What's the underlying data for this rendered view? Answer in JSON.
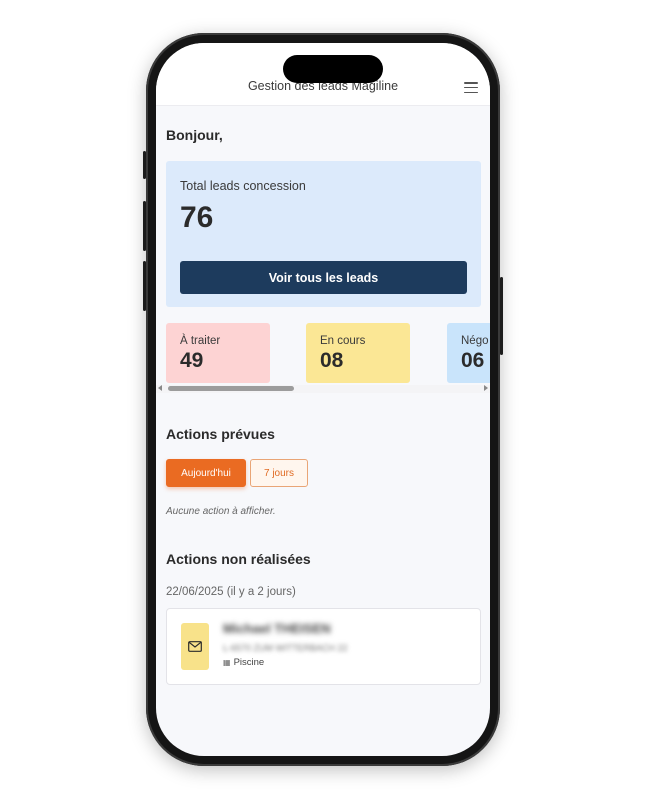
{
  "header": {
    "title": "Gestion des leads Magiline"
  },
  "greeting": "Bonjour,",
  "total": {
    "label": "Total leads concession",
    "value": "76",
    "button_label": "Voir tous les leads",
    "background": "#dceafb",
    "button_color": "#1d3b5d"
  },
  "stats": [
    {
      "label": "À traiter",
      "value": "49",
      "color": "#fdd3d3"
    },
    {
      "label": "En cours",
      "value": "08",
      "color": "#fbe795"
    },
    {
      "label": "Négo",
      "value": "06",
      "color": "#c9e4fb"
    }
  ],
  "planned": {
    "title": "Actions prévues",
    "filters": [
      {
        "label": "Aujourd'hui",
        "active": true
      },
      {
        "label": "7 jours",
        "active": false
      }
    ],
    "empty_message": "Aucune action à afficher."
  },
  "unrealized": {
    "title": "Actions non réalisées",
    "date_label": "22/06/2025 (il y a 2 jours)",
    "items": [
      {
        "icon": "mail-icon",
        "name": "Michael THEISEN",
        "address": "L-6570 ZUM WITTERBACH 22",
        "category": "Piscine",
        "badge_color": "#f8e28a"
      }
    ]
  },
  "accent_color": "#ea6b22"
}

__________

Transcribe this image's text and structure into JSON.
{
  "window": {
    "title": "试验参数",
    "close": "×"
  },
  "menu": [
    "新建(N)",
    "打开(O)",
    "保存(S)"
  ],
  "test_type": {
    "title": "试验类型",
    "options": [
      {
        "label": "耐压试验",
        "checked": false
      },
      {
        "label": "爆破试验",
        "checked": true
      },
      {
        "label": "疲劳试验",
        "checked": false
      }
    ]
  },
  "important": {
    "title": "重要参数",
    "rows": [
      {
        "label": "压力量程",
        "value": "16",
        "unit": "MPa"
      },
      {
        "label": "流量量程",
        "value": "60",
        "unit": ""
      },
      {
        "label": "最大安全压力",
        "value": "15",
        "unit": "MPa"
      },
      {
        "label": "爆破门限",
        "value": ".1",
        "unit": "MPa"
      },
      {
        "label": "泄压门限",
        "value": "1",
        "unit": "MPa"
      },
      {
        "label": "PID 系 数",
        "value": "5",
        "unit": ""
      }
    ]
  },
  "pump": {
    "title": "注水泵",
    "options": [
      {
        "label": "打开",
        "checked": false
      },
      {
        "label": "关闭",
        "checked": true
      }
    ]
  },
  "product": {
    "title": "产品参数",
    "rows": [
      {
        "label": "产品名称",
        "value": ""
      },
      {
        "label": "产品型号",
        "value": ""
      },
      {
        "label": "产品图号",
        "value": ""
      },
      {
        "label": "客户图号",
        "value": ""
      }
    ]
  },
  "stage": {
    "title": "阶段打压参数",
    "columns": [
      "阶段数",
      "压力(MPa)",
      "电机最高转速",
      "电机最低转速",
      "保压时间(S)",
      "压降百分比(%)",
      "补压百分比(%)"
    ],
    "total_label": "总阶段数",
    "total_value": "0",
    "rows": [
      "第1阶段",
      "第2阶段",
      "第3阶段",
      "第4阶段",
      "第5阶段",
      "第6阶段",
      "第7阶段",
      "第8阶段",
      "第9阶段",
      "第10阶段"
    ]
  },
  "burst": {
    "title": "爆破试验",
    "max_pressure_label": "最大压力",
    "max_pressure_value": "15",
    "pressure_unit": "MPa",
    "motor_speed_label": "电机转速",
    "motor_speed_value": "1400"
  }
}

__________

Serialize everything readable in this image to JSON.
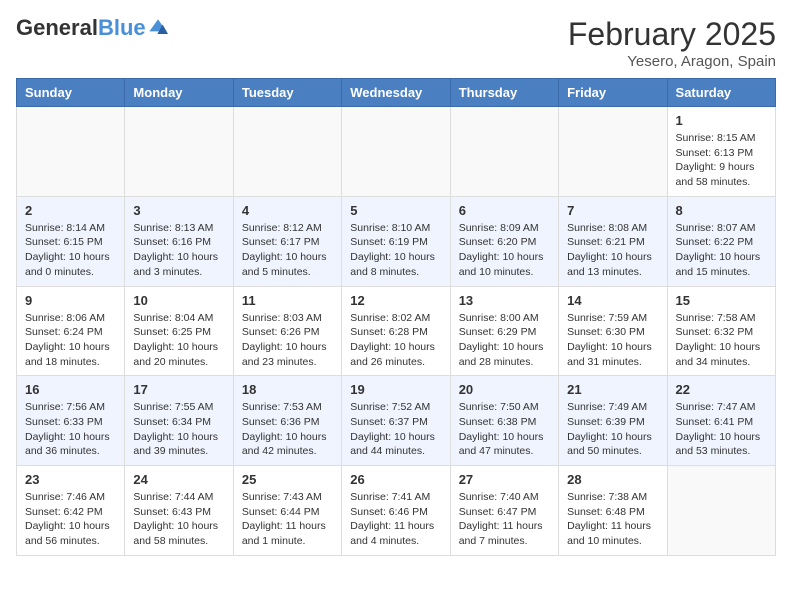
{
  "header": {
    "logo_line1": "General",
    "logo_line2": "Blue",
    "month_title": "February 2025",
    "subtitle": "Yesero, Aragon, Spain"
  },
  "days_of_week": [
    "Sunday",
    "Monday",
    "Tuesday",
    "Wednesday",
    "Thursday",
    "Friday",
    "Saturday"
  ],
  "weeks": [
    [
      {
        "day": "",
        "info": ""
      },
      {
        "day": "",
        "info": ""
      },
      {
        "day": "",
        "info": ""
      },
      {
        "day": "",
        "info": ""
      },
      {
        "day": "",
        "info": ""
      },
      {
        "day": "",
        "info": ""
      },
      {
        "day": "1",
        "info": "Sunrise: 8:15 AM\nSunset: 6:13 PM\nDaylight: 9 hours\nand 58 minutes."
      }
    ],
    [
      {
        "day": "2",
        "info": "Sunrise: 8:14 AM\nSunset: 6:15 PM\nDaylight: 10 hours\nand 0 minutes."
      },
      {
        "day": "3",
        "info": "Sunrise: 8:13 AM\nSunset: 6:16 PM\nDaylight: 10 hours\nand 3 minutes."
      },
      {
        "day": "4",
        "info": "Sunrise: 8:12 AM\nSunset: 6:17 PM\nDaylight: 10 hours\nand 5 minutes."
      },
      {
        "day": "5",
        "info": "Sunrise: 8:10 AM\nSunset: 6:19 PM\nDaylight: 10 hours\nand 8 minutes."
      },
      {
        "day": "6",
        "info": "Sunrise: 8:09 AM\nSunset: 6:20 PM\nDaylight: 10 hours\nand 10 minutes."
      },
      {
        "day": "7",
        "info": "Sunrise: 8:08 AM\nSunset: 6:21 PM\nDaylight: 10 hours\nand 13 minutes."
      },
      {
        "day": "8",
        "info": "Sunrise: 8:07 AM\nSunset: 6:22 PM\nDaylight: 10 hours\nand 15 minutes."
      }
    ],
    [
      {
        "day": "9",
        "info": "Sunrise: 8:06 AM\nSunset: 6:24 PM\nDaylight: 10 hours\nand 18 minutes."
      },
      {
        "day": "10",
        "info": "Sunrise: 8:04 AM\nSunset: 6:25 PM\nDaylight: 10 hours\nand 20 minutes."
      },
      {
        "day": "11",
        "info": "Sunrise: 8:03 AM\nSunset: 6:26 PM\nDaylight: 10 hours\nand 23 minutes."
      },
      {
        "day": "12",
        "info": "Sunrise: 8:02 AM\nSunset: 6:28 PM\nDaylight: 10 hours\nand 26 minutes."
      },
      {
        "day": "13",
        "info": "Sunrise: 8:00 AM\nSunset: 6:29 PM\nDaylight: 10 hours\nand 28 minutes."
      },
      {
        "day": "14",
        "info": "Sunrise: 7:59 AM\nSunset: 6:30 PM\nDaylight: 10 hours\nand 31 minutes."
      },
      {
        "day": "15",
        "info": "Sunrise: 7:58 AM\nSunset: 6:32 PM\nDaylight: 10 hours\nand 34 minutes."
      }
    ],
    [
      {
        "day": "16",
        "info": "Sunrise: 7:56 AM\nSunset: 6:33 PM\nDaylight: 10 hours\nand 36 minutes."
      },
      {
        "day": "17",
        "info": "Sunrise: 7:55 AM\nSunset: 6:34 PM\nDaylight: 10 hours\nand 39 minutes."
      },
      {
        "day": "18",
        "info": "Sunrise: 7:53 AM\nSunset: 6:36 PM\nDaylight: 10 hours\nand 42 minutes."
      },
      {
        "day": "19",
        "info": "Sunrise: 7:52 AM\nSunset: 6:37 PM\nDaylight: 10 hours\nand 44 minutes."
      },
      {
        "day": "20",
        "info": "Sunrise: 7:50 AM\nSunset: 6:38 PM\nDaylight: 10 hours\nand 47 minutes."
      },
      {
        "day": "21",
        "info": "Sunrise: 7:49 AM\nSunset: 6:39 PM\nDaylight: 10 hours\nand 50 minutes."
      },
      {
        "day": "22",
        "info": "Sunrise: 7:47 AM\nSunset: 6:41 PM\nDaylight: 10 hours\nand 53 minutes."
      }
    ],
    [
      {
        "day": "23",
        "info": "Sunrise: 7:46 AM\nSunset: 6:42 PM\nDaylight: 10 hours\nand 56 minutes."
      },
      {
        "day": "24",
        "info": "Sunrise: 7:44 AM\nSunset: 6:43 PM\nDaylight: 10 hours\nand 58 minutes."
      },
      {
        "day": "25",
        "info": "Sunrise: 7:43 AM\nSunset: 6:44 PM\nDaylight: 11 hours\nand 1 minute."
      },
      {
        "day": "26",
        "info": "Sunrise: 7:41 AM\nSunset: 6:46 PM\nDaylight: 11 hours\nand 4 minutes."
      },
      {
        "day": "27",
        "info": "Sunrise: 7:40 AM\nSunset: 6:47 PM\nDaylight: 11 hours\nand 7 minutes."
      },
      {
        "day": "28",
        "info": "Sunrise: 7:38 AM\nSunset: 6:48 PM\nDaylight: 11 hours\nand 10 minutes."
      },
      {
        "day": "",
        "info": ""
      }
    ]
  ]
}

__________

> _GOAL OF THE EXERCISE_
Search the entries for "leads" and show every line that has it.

> _SOLUTION_
    "title": "Gestion des leads Magiline"
    "label": "Total leads concession",
    "button_label": "Voir tous les leads",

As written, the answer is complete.